Turning to the substantive PSD test for whether the emissions exceeded the PSD “significant” thresholds, the court adopted the Koppe-Sahu approach, holding: “The Koppe-Sahu results, Dr. Hausman’s analyses, and the actual post-project data all establish that there is a significant net SO2 increase of more than 40 tons that was caused by the projects. Based on the known facts that the Rush Island units are low-cost, baseload units, common sense compels the same conclusion: improving availability or capacity at baseload units like Rush Island will result in additional operations and pollution. Ameren’s model confirms that relationship, as Dr. Hausman showed and Ameren’s chief modeler confirmed in his testimony. Other courts have recognized this relationship. Ameren should have expected a significant net emissions increase and should have obtained a permit before beginning work.”
The court also criticized Ameren’s failure to conduct “pre-project” PSD applicability analyses for Unit 1, reliance on potential to emit analyses for Unit 2, and rejected Ameren’s arguments as “post-hoc” rationalizations.
The Ameren case is significant because it represents another victory for the government in challenging significant projects at coal-fired electric utility generating units. It is also significant in adopting the Koppe-Sahu approach to calculating emissions increases and accepting the argument that if “availability” is expected to increase by more than the percent necessary to exceed 40 tons/year (for sulfur dioxide, at least), then a violation of the PSD program occurs. The decision is also significant in its discussion of the “demand growth exclusion” and its strong reliance on the “unrelated” prong to set aside Ameren’s calculations. The discussion of the routine maintenance, repair and replacement issue basically follows the prior decision in Ohio Edison.

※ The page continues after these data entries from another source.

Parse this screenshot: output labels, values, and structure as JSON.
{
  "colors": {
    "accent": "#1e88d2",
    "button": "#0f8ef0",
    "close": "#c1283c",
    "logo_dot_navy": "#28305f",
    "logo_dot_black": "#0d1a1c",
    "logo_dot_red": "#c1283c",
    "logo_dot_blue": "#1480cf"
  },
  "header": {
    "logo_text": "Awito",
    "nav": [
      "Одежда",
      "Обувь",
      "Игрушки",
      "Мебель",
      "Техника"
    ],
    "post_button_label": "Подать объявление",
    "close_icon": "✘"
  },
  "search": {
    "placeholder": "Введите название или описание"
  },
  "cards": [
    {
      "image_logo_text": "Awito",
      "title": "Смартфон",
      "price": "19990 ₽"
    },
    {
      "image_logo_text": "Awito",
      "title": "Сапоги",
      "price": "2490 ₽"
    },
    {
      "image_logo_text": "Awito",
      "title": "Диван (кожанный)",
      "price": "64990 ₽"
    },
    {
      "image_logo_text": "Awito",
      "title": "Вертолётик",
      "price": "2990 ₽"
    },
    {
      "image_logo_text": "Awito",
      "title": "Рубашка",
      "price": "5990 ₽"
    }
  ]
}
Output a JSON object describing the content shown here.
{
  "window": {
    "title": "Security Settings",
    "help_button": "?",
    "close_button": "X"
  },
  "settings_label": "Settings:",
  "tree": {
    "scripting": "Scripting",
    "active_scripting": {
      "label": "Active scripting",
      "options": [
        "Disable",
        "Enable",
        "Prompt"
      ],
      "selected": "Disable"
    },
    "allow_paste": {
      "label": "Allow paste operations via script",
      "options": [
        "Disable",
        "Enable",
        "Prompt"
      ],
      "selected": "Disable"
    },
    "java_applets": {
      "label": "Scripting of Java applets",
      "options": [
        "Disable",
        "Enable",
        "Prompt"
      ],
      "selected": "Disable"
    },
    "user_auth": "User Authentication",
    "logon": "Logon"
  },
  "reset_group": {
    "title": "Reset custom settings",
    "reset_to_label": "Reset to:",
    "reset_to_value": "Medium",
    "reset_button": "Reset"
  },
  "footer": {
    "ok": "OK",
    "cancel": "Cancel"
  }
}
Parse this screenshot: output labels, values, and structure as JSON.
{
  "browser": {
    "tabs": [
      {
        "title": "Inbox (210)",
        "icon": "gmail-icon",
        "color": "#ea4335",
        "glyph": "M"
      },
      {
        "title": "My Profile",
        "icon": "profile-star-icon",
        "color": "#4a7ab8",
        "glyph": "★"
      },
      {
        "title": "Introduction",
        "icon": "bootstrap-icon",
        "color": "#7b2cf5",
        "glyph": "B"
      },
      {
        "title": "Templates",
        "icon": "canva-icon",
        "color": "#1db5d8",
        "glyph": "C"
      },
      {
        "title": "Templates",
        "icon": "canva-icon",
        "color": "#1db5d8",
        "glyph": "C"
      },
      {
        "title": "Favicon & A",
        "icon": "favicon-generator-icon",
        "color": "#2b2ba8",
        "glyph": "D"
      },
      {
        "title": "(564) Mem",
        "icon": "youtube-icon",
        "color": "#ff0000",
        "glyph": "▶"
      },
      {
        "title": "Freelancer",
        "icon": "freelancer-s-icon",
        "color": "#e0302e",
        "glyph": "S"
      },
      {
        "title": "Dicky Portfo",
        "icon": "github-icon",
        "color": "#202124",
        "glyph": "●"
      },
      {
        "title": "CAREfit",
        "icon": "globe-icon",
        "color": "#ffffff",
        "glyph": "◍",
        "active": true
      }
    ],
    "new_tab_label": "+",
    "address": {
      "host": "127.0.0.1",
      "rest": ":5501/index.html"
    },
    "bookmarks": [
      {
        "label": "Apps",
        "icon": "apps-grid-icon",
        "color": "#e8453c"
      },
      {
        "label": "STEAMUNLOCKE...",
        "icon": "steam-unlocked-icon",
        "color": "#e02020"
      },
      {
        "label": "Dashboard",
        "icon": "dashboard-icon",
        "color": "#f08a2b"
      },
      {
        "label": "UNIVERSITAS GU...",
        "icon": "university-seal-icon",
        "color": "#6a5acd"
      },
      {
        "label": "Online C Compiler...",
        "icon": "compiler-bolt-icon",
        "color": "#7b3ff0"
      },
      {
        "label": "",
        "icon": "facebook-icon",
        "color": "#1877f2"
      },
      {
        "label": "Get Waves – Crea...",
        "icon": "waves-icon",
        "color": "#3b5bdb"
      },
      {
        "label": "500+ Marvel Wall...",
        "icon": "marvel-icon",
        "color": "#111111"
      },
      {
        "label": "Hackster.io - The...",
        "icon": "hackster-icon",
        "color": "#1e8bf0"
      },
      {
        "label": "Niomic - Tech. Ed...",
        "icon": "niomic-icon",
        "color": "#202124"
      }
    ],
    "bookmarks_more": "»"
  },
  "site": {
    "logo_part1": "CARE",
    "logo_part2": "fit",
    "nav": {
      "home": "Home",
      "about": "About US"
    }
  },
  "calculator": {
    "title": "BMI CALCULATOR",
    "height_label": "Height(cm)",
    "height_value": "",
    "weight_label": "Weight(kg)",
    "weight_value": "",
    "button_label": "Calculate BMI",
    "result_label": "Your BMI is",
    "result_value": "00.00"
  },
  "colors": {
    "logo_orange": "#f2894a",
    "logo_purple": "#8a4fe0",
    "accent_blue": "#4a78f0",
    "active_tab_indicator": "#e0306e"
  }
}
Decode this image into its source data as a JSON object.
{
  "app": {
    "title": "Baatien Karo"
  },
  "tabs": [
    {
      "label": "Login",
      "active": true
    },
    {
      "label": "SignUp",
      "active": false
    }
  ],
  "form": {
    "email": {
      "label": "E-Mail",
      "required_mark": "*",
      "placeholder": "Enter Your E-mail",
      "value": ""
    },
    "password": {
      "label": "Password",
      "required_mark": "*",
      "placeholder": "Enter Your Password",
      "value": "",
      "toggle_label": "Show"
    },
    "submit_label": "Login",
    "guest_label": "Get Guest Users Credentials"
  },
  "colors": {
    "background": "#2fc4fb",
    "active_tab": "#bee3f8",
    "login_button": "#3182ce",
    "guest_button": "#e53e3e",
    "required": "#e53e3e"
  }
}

Ameren's Rush Island project was large and its handling of the PSD-required analyses prior to commencing the project was, in the eyes of the court, poor. As a result, the court showed little sympathy for Ameren’s arguments. The moral of this story is: facilities must conduct their PSD analysis at the time of project inception and must document the factual and legal bases for their conclusions. Failure to do so will place the facility at risk.